To mark the 50th anniversary of the assassination of President John F. Kennedy (November 22, 1963), New York Public Library is remembering the horrific tragedy that shook the nation—and the world. A special exhibition, “Dearest Jackie”: On the Death of JFK, features the work of 20th-century masters Andy Warhol and Robert Rauschenberg, as well as a heart-wrenching photograph by the great Elliott Erwitt. At the heart of the exhibition is a poignant condolence letter to Jacqueline Kennedy from Arthur Schlesinger, Jr., written within hours of the assassination. An intimate associate of both Kennedy and the First Lady, Schlesinger puts into words the grief and despair of a nation.
On Nov. 22, 1963, the nation was stunned by the horrifying assassination of President John F. Kennedy. The expressions of grief that followed took every possible form, from heartfelt personal tributes to grand, grave public displays.
The New York Public Library has brought together a small selection of items from its collections that depict the nation’s grief for the free display, “Dearest Jackie”: On The Death of JFK. The pop up exhibition will be at the Library’s Stephen A. Schwarzman Building on Fifth Avenue and 42nd Street from Nov. 20 until Dec. 1 in the third floor McGraw Rotunda.
The items being displayed include:
A poignant letter of condolence to First Lady Jacqueline Kennedy from her husband’s close aide Arthur Schlesinger, Jr. The letter begins “Dearest Jackie,” and was written on the evening of the assassination.
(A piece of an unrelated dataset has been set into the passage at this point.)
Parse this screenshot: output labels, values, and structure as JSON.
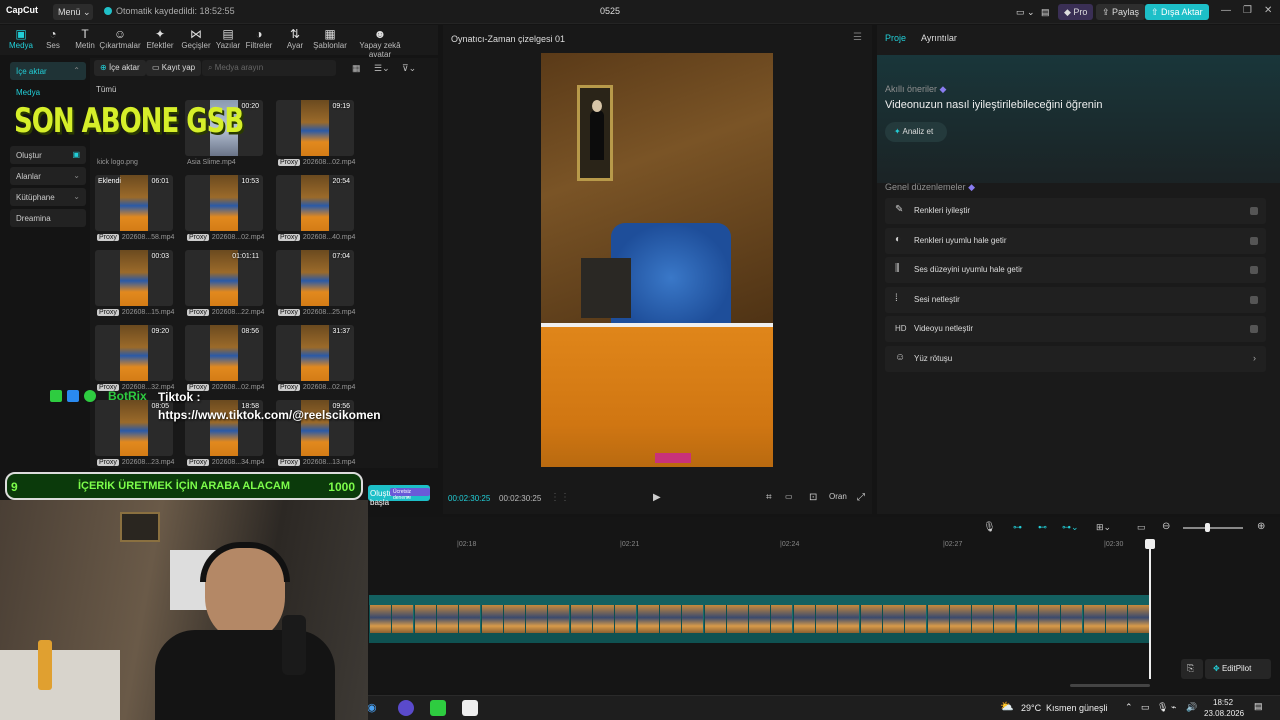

One of 14 prints in artist Andy Warhol’s Flash – Nov. 22, 1963 series, which incorporated newspaper and television images connected with the assassination of President John F. Kennedy. Warhol’s image vividly conveys the excitement around Kennedy’s presidency and the ensuing horror of his assassination.
A gelatin silver print of Jacqueline Kennedy at her husband’s funeral in Arlington, Virginia, taken by Elliott Erwitt. The image is one of the most heart-wrenching depictions of the devastated First Lady.
Ark, a lithograph by Robert Rauschenberg, which prominently includes a picture of President Kennedy amongst other unrelated images. Dante’s journey through Hell and the dark halo of lithographic marks that surround the president help to convey the country’s mood in the aftermath of the assassination.
The objects in the exhibition come from several divisions of the Library, including Manuscripts and Archives, The Print and Photography Collections of the Miriam and Ira D. Wallach Division of Art, Prints and Photographs, and the Spencer Collection.
In addition to the display of items, the Library will also be collecting stories from the public about where they were when the tragic events occurred, and what they remember about Nov. 22, 1963. The public can submit these stories starting Nov. 20 at the Library’s Facebook page at facebook.com/nypl.
“As we are all reflecting on one of the most pivotal events of our times, the tragic death of John F. Kennedy, the Library is eager to inform and inspire public deliberation by presenting these historic artifacts/documents,” said NYPL President Tony Marx. “The items featured each help capture how JFK changed the nation, and how his loss broke our collective hearts.”
“Dearest Jackie”: On the Death of JFK will be open from 10 a.m. to 8 p.m. on Tuesdays and Wednesdays; 10 a.m. to 6 p.m. on Mondays, Thursdays, Fridays, and Saturdays; and 1 p.m. to 5 p.m. on Sundays. Note that the Library will be closed on Thursday, Nov. 28 for Thanksgiving.
Support for The New York Public Library’s Exhibitions Program has been provided by Celeste Bartos, Sue and Edgar Wachenheim III, Mahnaz Ispahani Bartos and Adam Bartos Exhibitions Fund, and Jonathan Altman.